Why did the German government hamstring its military with so many caveats? One reason is the German population’s strong antipathy to war – a legacy of 20th century history. In the last century, two world wars sprang from German soil, the second ending after incredible atrocities had been committed in Germany’s name. As a result, pacifist sentiment is now deeply entrenched in the country, and politicians disregard it at their electoral peril.
Times are changing, however. The Second World War ended sixty-four years ago and Germany is no longer a fragile democracy. Rather, it is a self-confident nation, governed by the rule of law and boasting an admirable record of human rights for nearly six decades.
Indicative of this new sense of self confidence and trust towards its armed forces is the fact that, after their basic training, 500 recruits took their oath last July on the lawn of the German parliament in Berlin, vowing to uphold the German constitution. Besides 1,500 of the recruits’ relatives, German Chancellor Angela Merkel attended, as did former chancellor, Helmut Schmidt, who was a keynote speaker. “You can rely on this: this state will not misuse you,” said Schmidt, who was a German officer in World War Two.
Absent politicians were criticized for not attending and only the German parliament’s Left Party called for demonstrations. But only about 200 radicals showed up, among them an unrepentant 64-year-old former leftist terrorist from the 1970s.
Another indication of Germany’s growing confidence in its army’s transformation from a defensive force that avoids combat to a fighting force is that the government this year devised a military award that honors German soldiers’ exceptional bravery. Called the “Cross of Honor for Bravery”, it is the first German military award for courage since the Iron Cross of the Second World War.
But the main reason for the change in the Bundeswehr’s Rules of Engagement is that the Germans realize that their troops in Afghanistan are involved in a real war and not in some peacekeeping mission. Already this year, five German soldiers have died, almost matching the total number of German dead since the army’s deployment to Afghanistan in 2003.

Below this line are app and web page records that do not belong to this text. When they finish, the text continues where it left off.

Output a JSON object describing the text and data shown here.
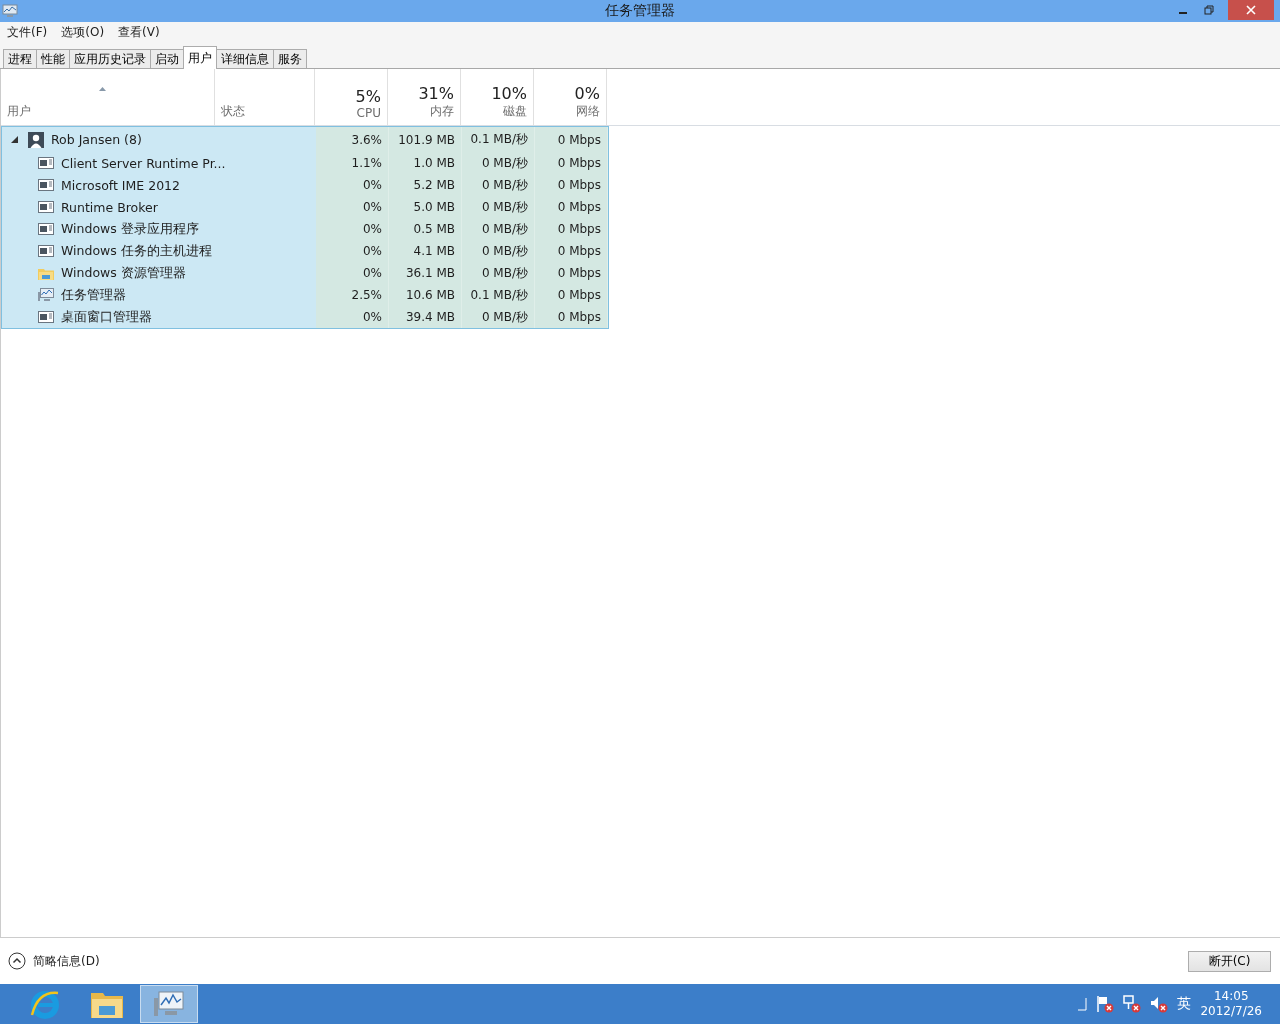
{
  "window": {
    "title": "任务管理器"
  },
  "menu": [
    "文件(F)",
    "选项(O)",
    "查看(V)"
  ],
  "tabs": [
    {
      "label": "进程",
      "selected": false
    },
    {
      "label": "性能",
      "selected": false
    },
    {
      "label": "应用历史记录",
      "selected": false
    },
    {
      "label": "启动",
      "selected": false
    },
    {
      "label": "用户",
      "selected": true
    },
    {
      "label": "详细信息",
      "selected": false
    },
    {
      "label": "服务",
      "selected": false
    }
  ],
  "columns": [
    {
      "label": "用户"
    },
    {
      "label": "状态"
    },
    {
      "label": "CPU",
      "total": "5%"
    },
    {
      "label": "内存",
      "total": "31%"
    },
    {
      "label": "磁盘",
      "total": "10%"
    },
    {
      "label": "网络",
      "total": "0%"
    }
  ],
  "users": [
    {
      "name": "Rob Jansen (8)",
      "expanded": true,
      "selected": true,
      "cpu": "3.6%",
      "memory": "101.9 MB",
      "disk": "0.1 MB/秒",
      "network": "0 Mbps",
      "children": [
        {
          "name": "Client Server Runtime Pr...",
          "kind": "app",
          "cpu": "1.1%",
          "memory": "1.0 MB",
          "disk": "0 MB/秒",
          "network": "0 Mbps"
        },
        {
          "name": "Microsoft IME 2012",
          "kind": "app",
          "cpu": "0%",
          "memory": "5.2 MB",
          "disk": "0 MB/秒",
          "network": "0 Mbps"
        },
        {
          "name": "Runtime Broker",
          "kind": "app",
          "cpu": "0%",
          "memory": "5.0 MB",
          "disk": "0 MB/秒",
          "network": "0 Mbps"
        },
        {
          "name": "Windows 登录应用程序",
          "kind": "app",
          "cpu": "0%",
          "memory": "0.5 MB",
          "disk": "0 MB/秒",
          "network": "0 Mbps"
        },
        {
          "name": "Windows 任务的主机进程",
          "kind": "app",
          "cpu": "0%",
          "memory": "4.1 MB",
          "disk": "0 MB/秒",
          "network": "0 Mbps"
        },
        {
          "name": "Windows 资源管理器",
          "kind": "explorer",
          "cpu": "0%",
          "memory": "36.1 MB",
          "disk": "0 MB/秒",
          "network": "0 Mbps"
        },
        {
          "name": "任务管理器",
          "kind": "monitor",
          "cpu": "2.5%",
          "memory": "10.6 MB",
          "disk": "0.1 MB/秒",
          "network": "0 Mbps"
        },
        {
          "name": "桌面窗口管理器",
          "kind": "app",
          "cpu": "0%",
          "memory": "39.4 MB",
          "disk": "0 MB/秒",
          "network": "0 Mbps"
        }
      ]
    }
  ],
  "footer": {
    "details_toggle": "简略信息(D)",
    "disconnect_button": "断开(C)"
  },
  "taskbar": {
    "apps": [
      {
        "kind": "browser",
        "selected": false
      },
      {
        "kind": "explorer",
        "selected": false
      },
      {
        "kind": "monitor",
        "selected": true
      }
    ],
    "language": "英",
    "time": "14:05",
    "date": "2012/7/26"
  }
}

German troops still must carry a booklet. But it is now only four pages long. And it includes their right to fight back.